- **Your goal**: Beginning at the line that includes "Convert this screenshot", print each remaining line of the data word for word. Output nothing else.

- **Records provided**:
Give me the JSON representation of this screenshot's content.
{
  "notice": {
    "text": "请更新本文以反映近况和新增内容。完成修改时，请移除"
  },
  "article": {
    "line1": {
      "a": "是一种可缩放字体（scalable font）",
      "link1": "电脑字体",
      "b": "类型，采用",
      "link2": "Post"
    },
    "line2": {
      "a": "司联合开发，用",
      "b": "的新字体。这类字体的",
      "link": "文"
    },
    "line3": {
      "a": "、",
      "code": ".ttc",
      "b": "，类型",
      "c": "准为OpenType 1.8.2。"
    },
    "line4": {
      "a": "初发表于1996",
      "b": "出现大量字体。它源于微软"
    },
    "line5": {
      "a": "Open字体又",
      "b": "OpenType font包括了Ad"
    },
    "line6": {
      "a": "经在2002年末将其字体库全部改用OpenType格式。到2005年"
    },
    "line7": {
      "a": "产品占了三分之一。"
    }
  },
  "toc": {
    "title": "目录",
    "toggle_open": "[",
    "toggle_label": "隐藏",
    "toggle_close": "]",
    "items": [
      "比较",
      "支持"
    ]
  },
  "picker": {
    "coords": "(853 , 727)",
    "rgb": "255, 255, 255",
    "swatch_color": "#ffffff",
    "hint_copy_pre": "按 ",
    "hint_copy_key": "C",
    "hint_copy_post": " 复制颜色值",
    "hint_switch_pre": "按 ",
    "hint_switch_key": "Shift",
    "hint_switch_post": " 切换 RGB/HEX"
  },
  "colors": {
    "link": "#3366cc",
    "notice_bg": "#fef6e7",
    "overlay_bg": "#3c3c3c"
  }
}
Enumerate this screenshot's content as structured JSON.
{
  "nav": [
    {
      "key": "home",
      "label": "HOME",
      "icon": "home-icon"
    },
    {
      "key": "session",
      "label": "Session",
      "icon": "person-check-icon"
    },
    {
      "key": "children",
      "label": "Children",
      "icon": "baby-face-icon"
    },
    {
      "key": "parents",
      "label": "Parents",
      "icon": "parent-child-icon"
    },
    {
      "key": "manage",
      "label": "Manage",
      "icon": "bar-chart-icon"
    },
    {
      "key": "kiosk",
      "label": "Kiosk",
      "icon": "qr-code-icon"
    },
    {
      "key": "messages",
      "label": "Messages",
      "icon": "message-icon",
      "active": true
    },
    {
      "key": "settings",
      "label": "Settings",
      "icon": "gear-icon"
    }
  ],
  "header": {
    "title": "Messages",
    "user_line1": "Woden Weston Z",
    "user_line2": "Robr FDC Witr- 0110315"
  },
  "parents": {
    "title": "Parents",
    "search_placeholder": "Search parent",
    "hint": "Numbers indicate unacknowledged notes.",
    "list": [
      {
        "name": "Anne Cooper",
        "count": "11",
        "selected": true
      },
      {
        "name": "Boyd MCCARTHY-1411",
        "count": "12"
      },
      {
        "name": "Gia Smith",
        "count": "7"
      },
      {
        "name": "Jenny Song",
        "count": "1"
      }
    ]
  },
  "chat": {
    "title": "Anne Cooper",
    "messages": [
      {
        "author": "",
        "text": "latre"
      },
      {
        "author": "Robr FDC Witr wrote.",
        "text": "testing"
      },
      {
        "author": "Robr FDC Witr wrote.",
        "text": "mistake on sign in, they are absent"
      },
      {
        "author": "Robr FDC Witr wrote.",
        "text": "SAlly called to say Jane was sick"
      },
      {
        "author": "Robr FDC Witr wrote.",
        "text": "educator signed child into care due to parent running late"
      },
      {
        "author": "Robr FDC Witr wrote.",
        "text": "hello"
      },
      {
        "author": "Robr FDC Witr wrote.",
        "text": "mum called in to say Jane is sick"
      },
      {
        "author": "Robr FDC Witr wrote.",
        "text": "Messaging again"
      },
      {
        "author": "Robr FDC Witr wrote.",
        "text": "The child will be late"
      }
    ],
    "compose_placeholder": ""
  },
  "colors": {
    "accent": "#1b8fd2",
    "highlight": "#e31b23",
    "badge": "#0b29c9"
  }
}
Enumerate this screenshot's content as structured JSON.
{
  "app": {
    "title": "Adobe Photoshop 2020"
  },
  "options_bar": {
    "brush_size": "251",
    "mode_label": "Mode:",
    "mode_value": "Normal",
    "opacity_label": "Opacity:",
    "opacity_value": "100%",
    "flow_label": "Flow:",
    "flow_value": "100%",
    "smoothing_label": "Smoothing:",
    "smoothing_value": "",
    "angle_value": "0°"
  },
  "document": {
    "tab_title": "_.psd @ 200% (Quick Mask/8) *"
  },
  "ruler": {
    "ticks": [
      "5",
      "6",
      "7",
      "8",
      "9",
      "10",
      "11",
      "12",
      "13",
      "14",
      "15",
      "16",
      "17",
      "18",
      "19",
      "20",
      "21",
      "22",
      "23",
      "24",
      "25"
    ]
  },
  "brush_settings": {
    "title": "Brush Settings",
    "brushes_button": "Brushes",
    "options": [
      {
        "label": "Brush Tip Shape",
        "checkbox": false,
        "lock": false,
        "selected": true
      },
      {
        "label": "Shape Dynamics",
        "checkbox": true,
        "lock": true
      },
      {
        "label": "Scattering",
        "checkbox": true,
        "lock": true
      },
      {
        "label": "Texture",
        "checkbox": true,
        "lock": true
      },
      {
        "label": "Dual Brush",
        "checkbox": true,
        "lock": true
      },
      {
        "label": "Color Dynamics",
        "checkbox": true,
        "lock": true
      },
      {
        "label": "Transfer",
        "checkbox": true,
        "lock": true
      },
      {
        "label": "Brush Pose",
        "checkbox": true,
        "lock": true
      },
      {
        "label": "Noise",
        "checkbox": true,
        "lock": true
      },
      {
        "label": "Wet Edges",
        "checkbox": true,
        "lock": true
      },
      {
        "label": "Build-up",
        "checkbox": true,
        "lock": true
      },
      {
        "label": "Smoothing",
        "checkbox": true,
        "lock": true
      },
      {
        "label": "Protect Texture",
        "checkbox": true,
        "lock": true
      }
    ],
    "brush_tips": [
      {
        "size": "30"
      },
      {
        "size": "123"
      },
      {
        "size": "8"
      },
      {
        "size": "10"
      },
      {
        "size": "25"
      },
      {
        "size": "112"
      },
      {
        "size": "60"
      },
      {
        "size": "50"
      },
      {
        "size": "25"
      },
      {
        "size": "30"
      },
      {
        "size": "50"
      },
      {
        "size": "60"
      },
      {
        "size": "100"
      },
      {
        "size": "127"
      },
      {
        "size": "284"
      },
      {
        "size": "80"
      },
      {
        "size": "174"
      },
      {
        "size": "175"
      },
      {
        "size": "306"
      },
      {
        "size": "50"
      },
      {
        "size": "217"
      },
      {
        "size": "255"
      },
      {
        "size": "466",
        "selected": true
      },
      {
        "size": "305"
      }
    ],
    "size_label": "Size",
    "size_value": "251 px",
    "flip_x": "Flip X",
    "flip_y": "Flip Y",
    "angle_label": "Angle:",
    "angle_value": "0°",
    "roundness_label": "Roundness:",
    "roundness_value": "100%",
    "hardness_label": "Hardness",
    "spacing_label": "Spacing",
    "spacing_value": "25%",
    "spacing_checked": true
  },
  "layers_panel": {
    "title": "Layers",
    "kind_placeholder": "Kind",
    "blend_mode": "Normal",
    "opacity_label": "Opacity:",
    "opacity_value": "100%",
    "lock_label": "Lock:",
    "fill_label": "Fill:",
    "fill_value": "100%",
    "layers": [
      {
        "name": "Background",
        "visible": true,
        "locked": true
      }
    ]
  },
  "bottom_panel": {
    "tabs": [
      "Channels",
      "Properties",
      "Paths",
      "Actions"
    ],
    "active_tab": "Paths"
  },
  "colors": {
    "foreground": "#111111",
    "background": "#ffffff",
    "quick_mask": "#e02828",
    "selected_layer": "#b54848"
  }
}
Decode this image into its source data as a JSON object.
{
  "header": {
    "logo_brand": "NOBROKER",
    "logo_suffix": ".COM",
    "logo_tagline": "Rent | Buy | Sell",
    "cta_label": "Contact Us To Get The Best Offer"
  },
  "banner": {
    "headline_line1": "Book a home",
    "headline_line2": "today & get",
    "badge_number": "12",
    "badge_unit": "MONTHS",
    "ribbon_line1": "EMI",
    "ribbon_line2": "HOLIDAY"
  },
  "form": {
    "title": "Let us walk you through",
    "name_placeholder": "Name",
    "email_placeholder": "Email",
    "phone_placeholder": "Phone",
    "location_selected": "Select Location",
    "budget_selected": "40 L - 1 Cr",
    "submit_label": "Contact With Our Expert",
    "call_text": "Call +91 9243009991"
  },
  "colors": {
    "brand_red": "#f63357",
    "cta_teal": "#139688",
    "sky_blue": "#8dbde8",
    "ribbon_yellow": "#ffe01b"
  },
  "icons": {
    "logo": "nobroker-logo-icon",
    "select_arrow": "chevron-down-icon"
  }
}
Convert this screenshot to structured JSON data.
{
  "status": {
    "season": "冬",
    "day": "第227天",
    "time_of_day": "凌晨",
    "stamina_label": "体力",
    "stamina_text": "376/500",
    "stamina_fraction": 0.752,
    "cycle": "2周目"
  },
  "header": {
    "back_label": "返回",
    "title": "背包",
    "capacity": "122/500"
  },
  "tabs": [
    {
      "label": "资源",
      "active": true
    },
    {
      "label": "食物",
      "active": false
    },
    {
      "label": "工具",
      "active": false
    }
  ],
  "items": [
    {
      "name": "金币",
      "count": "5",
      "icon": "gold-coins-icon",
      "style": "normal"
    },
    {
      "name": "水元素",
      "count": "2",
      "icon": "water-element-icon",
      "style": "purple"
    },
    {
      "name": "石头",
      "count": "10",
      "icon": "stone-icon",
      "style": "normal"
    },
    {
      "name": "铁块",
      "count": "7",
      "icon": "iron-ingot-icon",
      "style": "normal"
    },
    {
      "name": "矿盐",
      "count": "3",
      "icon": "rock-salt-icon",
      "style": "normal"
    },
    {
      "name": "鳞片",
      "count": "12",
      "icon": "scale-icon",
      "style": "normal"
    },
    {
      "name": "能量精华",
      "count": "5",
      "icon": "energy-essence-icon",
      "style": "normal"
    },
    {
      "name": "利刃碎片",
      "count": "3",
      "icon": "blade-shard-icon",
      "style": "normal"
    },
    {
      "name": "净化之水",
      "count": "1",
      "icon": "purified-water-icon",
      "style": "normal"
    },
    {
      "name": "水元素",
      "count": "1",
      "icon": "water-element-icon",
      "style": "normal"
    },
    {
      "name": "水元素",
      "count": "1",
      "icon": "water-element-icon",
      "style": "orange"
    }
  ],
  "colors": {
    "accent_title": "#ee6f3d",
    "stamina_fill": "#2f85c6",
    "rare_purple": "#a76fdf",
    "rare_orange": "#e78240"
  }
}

- **Answer area**:
Convert this screenshot to structured JSON data.
{
  "status": {
    "season": "冬",
    "day": "第227天",
    "time_of_day": "凌晨",
    "stamina_label": "体力",
    "stamina_text": "376/500",
    "stamina_fraction": 0.752,
    "cycle": "2周目"
  },
  "header": {
    "back_label": "返回",
    "title": "背包",
    "capacity": "122/500"
  },
  "tabs": [
    {
      "label": "资源",
      "active": true
    },
    {
      "label": "食物",
      "active": false
    },
    {
      "label": "工具",
      "active": false
    }
  ],
  "items": [
    {
      "name": "金币",
      "count": "5",
      "icon": "gold-coins-icon",
      "style": "normal"
    },
    {
      "name": "水元素",
      "count": "2",
      "icon": "water-element-icon",
      "style": "purple"
    },
    {
      "name": "石头",
      "count": "10",
      "icon": "stone-icon",
      "style": "normal"
    },
    {
      "name": "铁块",
      "count": "7",
      "icon": "iron-ingot-icon",
      "style": "normal"
    },
    {
      "name": "矿盐",
      "count": "3",
      "icon": "rock-salt-icon",
      "style": "normal"
    },
    {
      "name": "鳞片",
      "count": "12",
      "icon": "scale-icon",
      "style": "normal"
    },
    {
      "name": "能量精华",
      "count": "5",
      "icon": "energy-essence-icon",
      "style": "normal"
    },
    {
      "name": "利刃碎片",
      "count": "3",
      "icon": "blade-shard-icon",
      "style": "normal"
    },
    {
      "name": "净化之水",
      "count": "1",
      "icon": "purified-water-icon",
      "style": "normal"
    },
    {
      "name": "水元素",
      "count": "1",
      "icon": "water-element-icon",
      "style": "normal"
    },
    {
      "name": "水元素",
      "count": "1",
      "icon": "water-element-icon",
      "style": "orange"
    }
  ],
  "colors": {
    "accent_title": "#ee6f3d",
    "stamina_fill": "#2f85c6",
    "rare_purple": "#a76fdf",
    "rare_orange": "#e78240"
  }
}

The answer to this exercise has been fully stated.